Tannert: At SoftWriters, we have developed a complete solution from the minute the order comes in until it’s delivered. When all the steps in workflow are integrated, when your software is using the same business logic and accesses the same data tables simultaneously, all the pieces are working as one seamless system. For example, a refill order comes in from a facility and then they want it on the next delivery, which has a cutoff time of 12:30. The order comes in at 12:28 and it comes in through FrameworkECM [electronic content management]. The system recognizes the setup for this specific facility and that they want it on the 4 p.m. delivery. The system automatically prioritizes the order in the workflow, because it’s a refill, and it goes right into the daily production batch. The workflow is set so there’s a document associated with the order, and it processes without anyone touching it. When it’s ready to go into the totes, if the delivery person picks up the tote early and scans it, the system stops him so he won’t leave without the tote. The pharmacy can track the order in the workflow, see it’s complete, add it to the tote, and scan so the delivery driver can go. In the meantime, the facility can check the progress by signing into FrameworkLink and can see it’s on its way and what the delivery is ETA is. That’s true integration, to share that information, and all the solutions work together.

Every transaction in the pharmacy needs to be capable of offering this level of checks and balances and transparency — from content management, to data entry, to delivery solutions. The system needs to interface with eMARs [electronic medication administration records], EHRs [electronic health records], pharmacogenomics testing — it’s all helping the facility service its patients.

CT: How do you advise pharmacists to evaluate a system?

Tannert: When I think of technology, it’s critical you have the right foundation. I encourage pharmacists to evaluate all technology before they need it so they can do a thorough evaluation rather than buying something because they have a problem and have to get it solved right away. In general, pharmacists should consider the following when they talk to a vendor:

  • As I grow my business, what other solutions do they have for me? Do they have everything, or am I going to be reliant on interfaces?
  • Are they all on the same platform and business logic, to be able to communicate with each other?
  • What markets do they service? Is it specific to what I need?
  • Do they have the production management tools I need?
  • Do they have the interfaces I need?
  • What investments have they made in modernizing the technology? When was the last time they did a rewrite, and how did they deploy it?
  • Are there specific tools or interfaces that support patient care? CT

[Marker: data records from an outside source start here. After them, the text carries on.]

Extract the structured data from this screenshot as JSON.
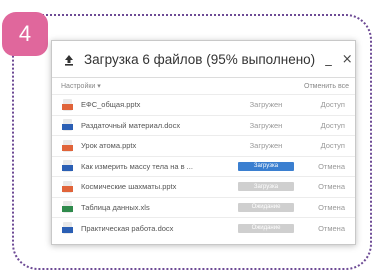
{
  "step_badge": "4",
  "dialog": {
    "title": "Загрузка 6 файлов (95% выполнено)",
    "minimize": "_",
    "close": "×"
  },
  "toolbar": {
    "settings": "Настройки ▾",
    "cancel_all": "Отменить все"
  },
  "colors": {
    "frame": "#6d4a95",
    "badge": "#e0679c",
    "progress_active": "#3b7fd0",
    "progress_pending": "#cfcfcf",
    "pptx": "#e0643a",
    "docx": "#2b5fb4",
    "xls": "#2f8a4c"
  },
  "files": [
    {
      "name": "ЕФС_общая.pptx",
      "type": "pptx",
      "status": "Загружен",
      "action": "Доступ",
      "progress": 1.0
    },
    {
      "name": "Раздаточный материал.docx",
      "type": "docx",
      "status": "Загружен",
      "action": "Доступ",
      "progress": 1.0
    },
    {
      "name": "Урок атома.pptx",
      "type": "pptx",
      "status": "Загружен",
      "action": "Доступ",
      "progress": 1.0
    },
    {
      "name": "Как измерить массу тела на в ...",
      "type": "docx",
      "status": "Загрузка",
      "action": "Отмена",
      "progress": 0.6
    },
    {
      "name": "Космические шахматы.pptx",
      "type": "pptx",
      "status": "Загрузка",
      "action": "Отмена",
      "progress": 0.0
    },
    {
      "name": "Таблица данных.xls",
      "type": "xls",
      "status": "Ожидание",
      "action": "Отмена",
      "progress": 0.0
    },
    {
      "name": "Практическая работа.docx",
      "type": "docx",
      "status": "Ожидание",
      "action": "Отмена",
      "progress": 0.0
    }
  ]
}
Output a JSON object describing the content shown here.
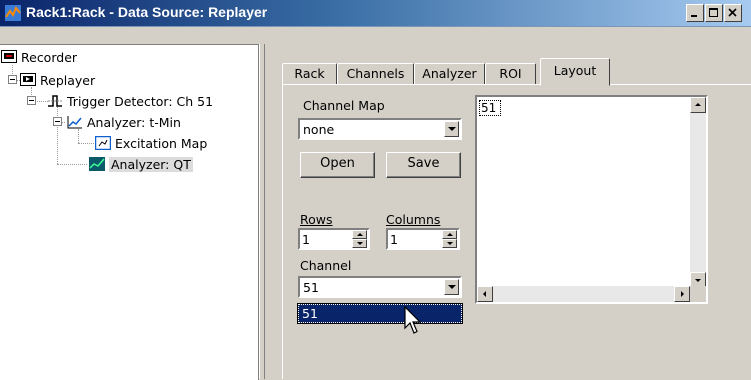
{
  "window": {
    "title": "Rack1:Rack - Data Source: Replayer",
    "colors": {
      "title_start": "#0a246a",
      "title_end": "#a6caf0",
      "face": "#d4d0c8",
      "highlight": "#0a246a"
    }
  },
  "tree": {
    "items": [
      {
        "label": "Recorder",
        "icon": "recorder-icon"
      },
      {
        "label": "Replayer",
        "icon": "replayer-icon"
      },
      {
        "label": "Trigger Detector: Ch 51",
        "icon": "trigger-detector-icon"
      },
      {
        "label": "Analyzer: t-Min",
        "icon": "analyzer-icon"
      },
      {
        "label": "Excitation Map",
        "icon": "excitation-map-icon"
      },
      {
        "label": "Analyzer: QT",
        "icon": "analyzer-qt-icon",
        "selected": true
      }
    ]
  },
  "tabs": [
    {
      "label": "Rack"
    },
    {
      "label": "Channels"
    },
    {
      "label": "Analyzer"
    },
    {
      "label": "ROI"
    },
    {
      "label": "Layout",
      "active": true
    }
  ],
  "layout_tab": {
    "channel_map_label": "Channel Map",
    "channel_map_value": "none",
    "open_label": "Open",
    "save_label": "Save",
    "rows_label": "Rows",
    "rows_value": "1",
    "columns_label": "Columns",
    "columns_value": "1",
    "channel_label": "Channel",
    "channel_value": "51",
    "channel_dropdown_options": [
      "51"
    ],
    "grid_cell_label": "51"
  }
}
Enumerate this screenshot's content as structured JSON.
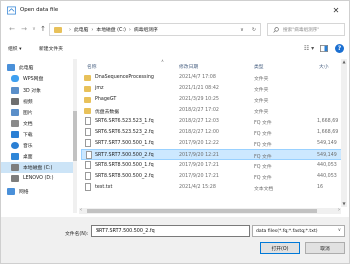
{
  "window": {
    "title": "Open data file"
  },
  "nav": {
    "crumbs": [
      "此电脑",
      "本地磁盘 (C:)",
      "病毒组测序"
    ],
    "search_placeholder": "搜索\"病毒组测序\""
  },
  "toolbar": {
    "organize": "组织 ▾",
    "new_folder": "新建文件夹"
  },
  "sidebar": {
    "items": [
      {
        "label": "此电脑",
        "icon": "computer-icon",
        "color": "#4a90d9"
      },
      {
        "label": "WPS网盘",
        "icon": "cloud-icon",
        "color": "#3fa0f0"
      },
      {
        "label": "3D 对象",
        "icon": "cube-icon",
        "color": "#5b8fc9"
      },
      {
        "label": "视频",
        "icon": "video-icon",
        "color": "#6f6f6f"
      },
      {
        "label": "图片",
        "icon": "picture-icon",
        "color": "#5b8fc9"
      },
      {
        "label": "文档",
        "icon": "document-icon",
        "color": "#8a8a8a"
      },
      {
        "label": "下载",
        "icon": "download-icon",
        "color": "#2a7fd4"
      },
      {
        "label": "音乐",
        "icon": "music-icon",
        "color": "#2a7fd4"
      },
      {
        "label": "桌面",
        "icon": "desktop-icon",
        "color": "#2f86d8"
      },
      {
        "label": "本地磁盘 (C:)",
        "icon": "drive-icon",
        "color": "#7d7d7d"
      },
      {
        "label": "LENOVO (D:)",
        "icon": "drive-icon",
        "color": "#7d7d7d"
      },
      {
        "label": "网络",
        "icon": "network-icon",
        "color": "#4a90d9"
      }
    ]
  },
  "columns": {
    "name": "名称",
    "date": "修改日期",
    "type": "类型",
    "size": "大小"
  },
  "files": [
    {
      "name": "DnaSequenceProcessing",
      "date": "2021/4/7 17:08",
      "type": "文件夹",
      "size": "",
      "kind": "folder"
    },
    {
      "name": "jmz",
      "date": "2021/1/21 08:42",
      "type": "文件夹",
      "size": "",
      "kind": "folder"
    },
    {
      "name": "PhageGT",
      "date": "2021/3/29 10:25",
      "type": "文件夹",
      "size": "",
      "kind": "folder"
    },
    {
      "name": "优盘去数据",
      "date": "2018/2/27 17:02",
      "type": "文件夹",
      "size": "",
      "kind": "folder"
    },
    {
      "name": "SRT6.SRT6.523.523_1.fq",
      "date": "2018/2/27 12:03",
      "type": "FQ 文件",
      "size": "1,668,69",
      "kind": "file"
    },
    {
      "name": "SRT6.SRT6.523.523_2.fq",
      "date": "2018/2/27 12:00",
      "type": "FQ 文件",
      "size": "1,668,69",
      "kind": "file"
    },
    {
      "name": "SRT7.SRT7.500.500_1.fq",
      "date": "2017/9/20 12:22",
      "type": "FQ 文件",
      "size": "549,149",
      "kind": "file"
    },
    {
      "name": "SRT7.SRT7.500.500_2.fq",
      "date": "2017/9/20 12:21",
      "type": "FQ 文件",
      "size": "549,149",
      "kind": "file",
      "selected": true
    },
    {
      "name": "SRT8.SRT8.500.500_1.fq",
      "date": "2017/9/20 17:21",
      "type": "FQ 文件",
      "size": "440,053",
      "kind": "file"
    },
    {
      "name": "SRT8.SRT8.500.500_2.fq",
      "date": "2017/9/20 17:21",
      "type": "FQ 文件",
      "size": "440,053",
      "kind": "file"
    },
    {
      "name": "test.txt",
      "date": "2021/4/2 15:28",
      "type": "文本文档",
      "size": "16",
      "kind": "file"
    }
  ],
  "footer": {
    "filename_label": "文件名(N):",
    "filename_value": "SRT7.SRT7.500.500_2.fq",
    "filter_value": "data files(*.fq;*.fastq;*.txt)",
    "open_label": "打开(O)",
    "cancel_label": "取消"
  },
  "colors": {
    "selected_row": "#cce8ff",
    "accent": "#0078d7",
    "folder": "#e8c15a"
  }
}
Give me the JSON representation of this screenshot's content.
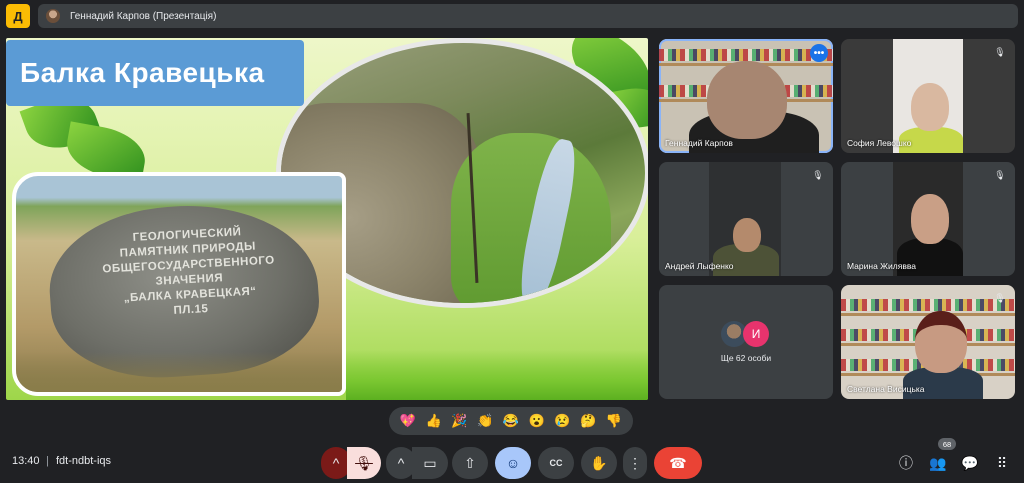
{
  "header": {
    "app_icon_label": "Д",
    "presenter_title": "Геннадий Карпов (Презентація)"
  },
  "slide": {
    "title": "Балка Кравецька",
    "rock_inscription": [
      "Геологический",
      "памятник природы",
      "общегосударственного",
      "значения",
      "„Балка Кравецкая“",
      "Пл.15"
    ]
  },
  "participants": [
    {
      "name": "Геннадий Карпов",
      "speaking": true,
      "muted": false
    },
    {
      "name": "София Левошко",
      "speaking": false,
      "muted": true
    },
    {
      "name": "Андрей Лыфенко",
      "speaking": false,
      "muted": true
    },
    {
      "name": "Марина Жилявва",
      "speaking": false,
      "muted": true
    },
    {
      "name": "Светлана Висицька",
      "speaking": false,
      "muted": true
    }
  ],
  "overflow": {
    "letter": "И",
    "text": "Ще 62 особи"
  },
  "reactions": [
    "💖",
    "👍",
    "🎉",
    "👏",
    "😂",
    "😮",
    "😢",
    "🤔",
    "👎"
  ],
  "bottom": {
    "time": "13:40",
    "separator": "|",
    "meeting_code": "fdt-ndbt-iqs",
    "participant_count": "68"
  },
  "icons": {
    "more": "•••",
    "mic_off": "🎙",
    "chevron_up": "^",
    "camera": "▭",
    "present": "⇧",
    "emoji": "☺",
    "captions": "CC",
    "hand": "✋",
    "more_vert": "⋮",
    "hangup": "☎",
    "info": "ⓘ",
    "people": "👥",
    "chat": "💬",
    "apps": "⠿"
  },
  "colors": {
    "accent_blue": "#8ab4f8",
    "hangup_red": "#ea4335",
    "title_box": "#5b9bd5"
  }
}
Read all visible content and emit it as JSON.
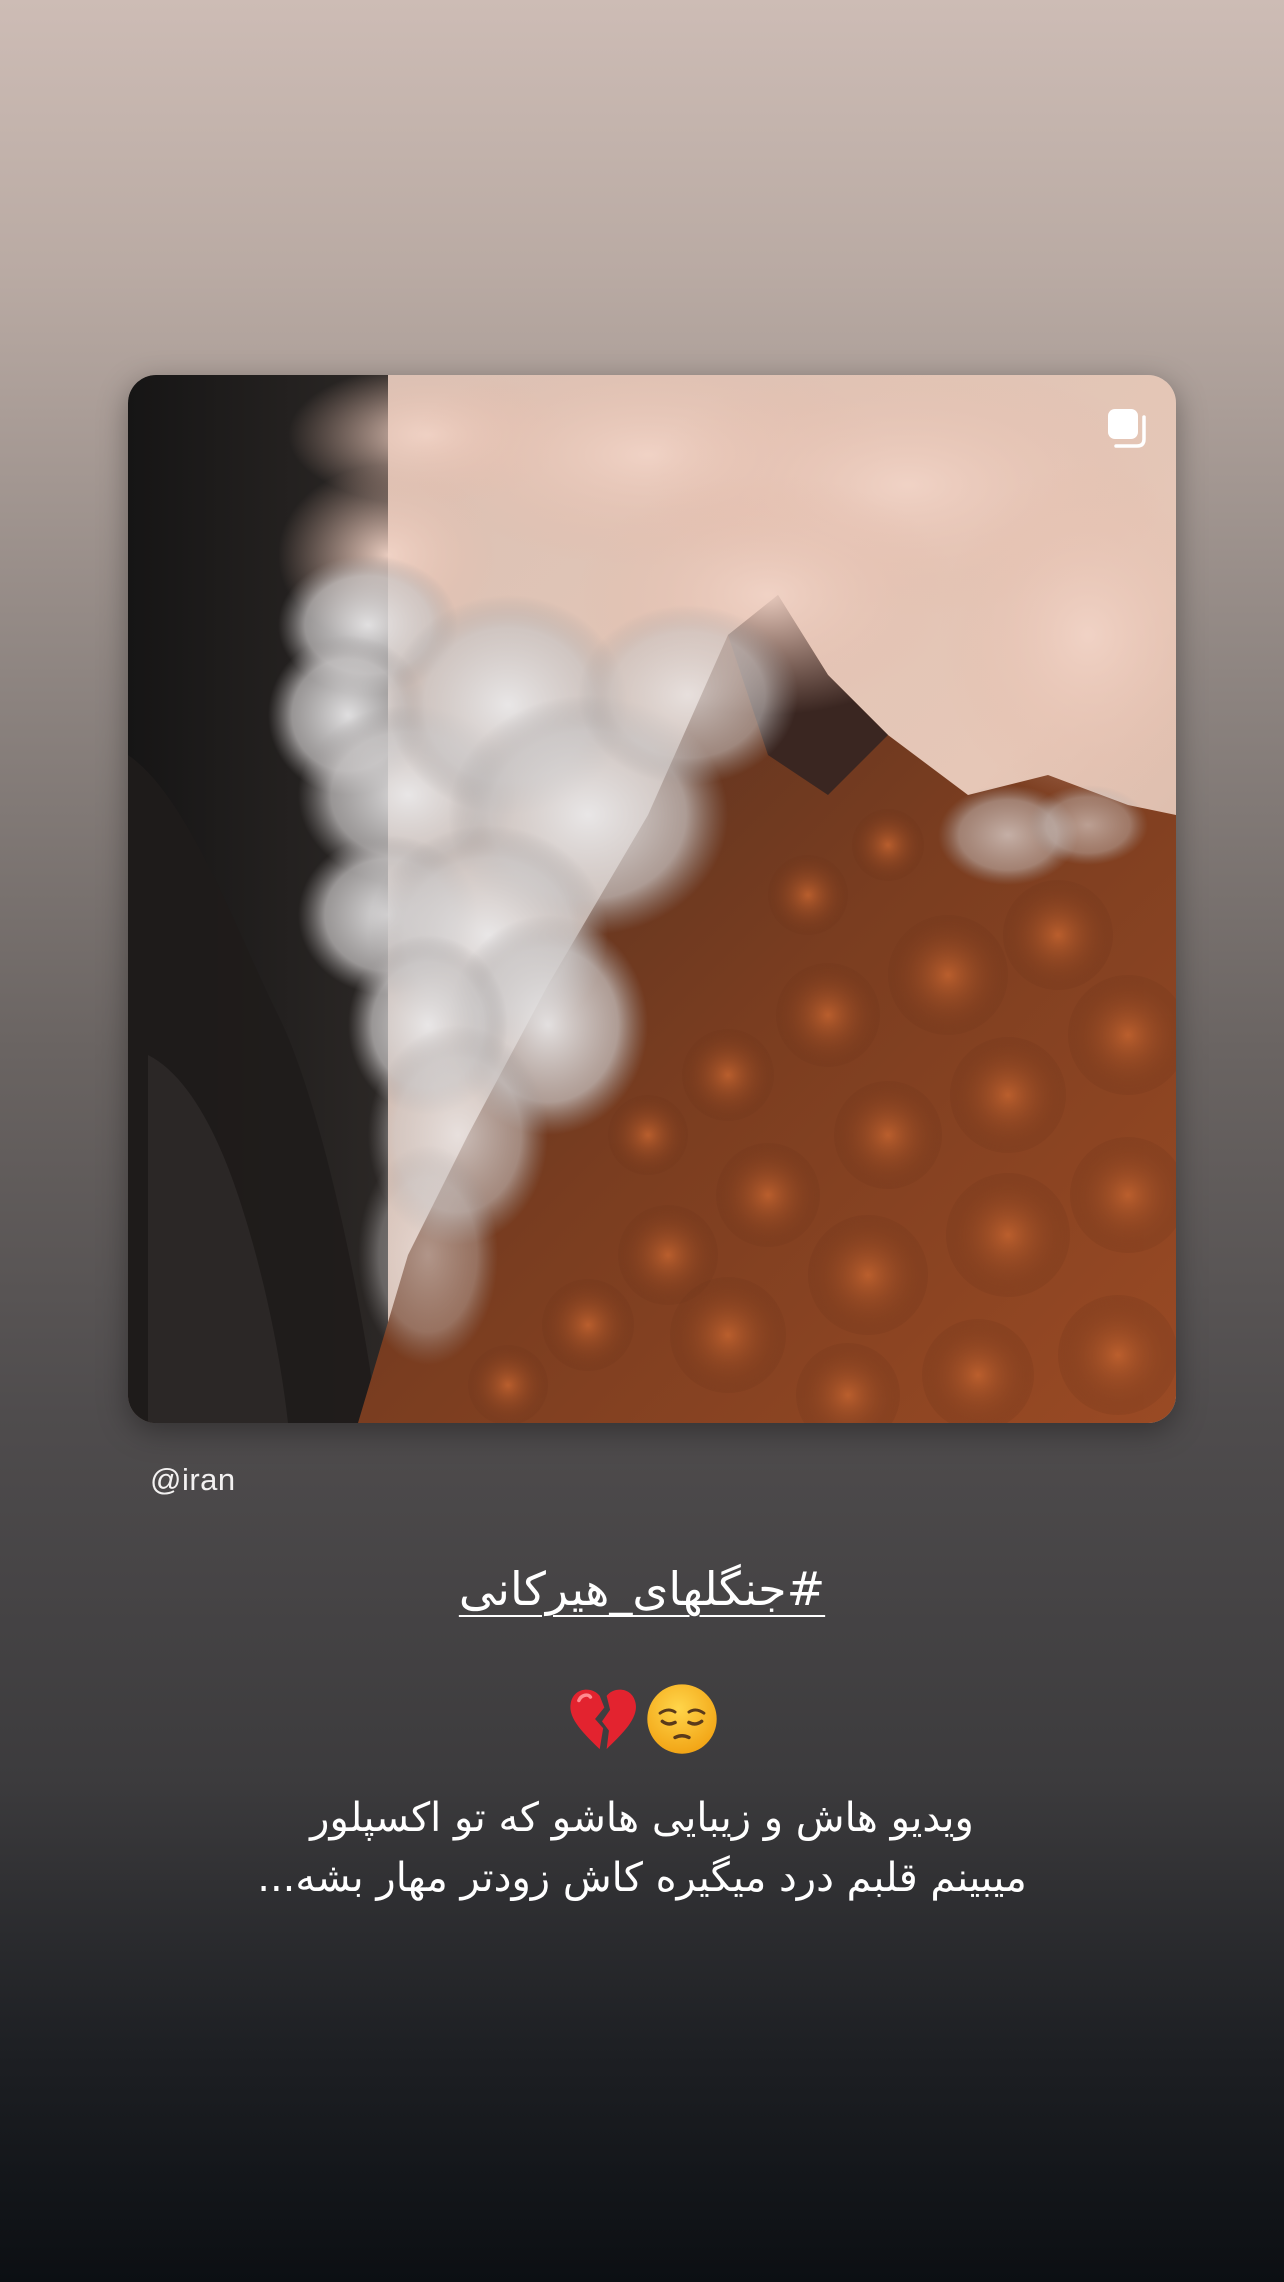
{
  "story": {
    "handle": "@iran",
    "hashtag": "#جنگلهای_هیرکانی",
    "emojis": [
      "pensive-face-emoji",
      "broken-heart-emoji"
    ],
    "caption_lines": [
      "ویدیو هاش و زیبایی هاشو که تو اکسپلور",
      "میبینم قلبم درد میگیره کاش زودتر مهار بشه..."
    ]
  },
  "post": {
    "image_subject": "smoke rising from a burning autumn forest on a mountain ridge",
    "indicator_icon": "multiple-posts-icon"
  },
  "colors": {
    "background_top": "#cdbcb5",
    "background_bottom": "#0c0f13",
    "text": "#ffffff",
    "foliage": "#a9532a",
    "smoke": "#d9d7d8"
  }
}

Read more about SoftWriters products and services in its 2017 Buyers Guide profile page.

LEAVE A REPLY

Please enter your comment!
Please enter your name here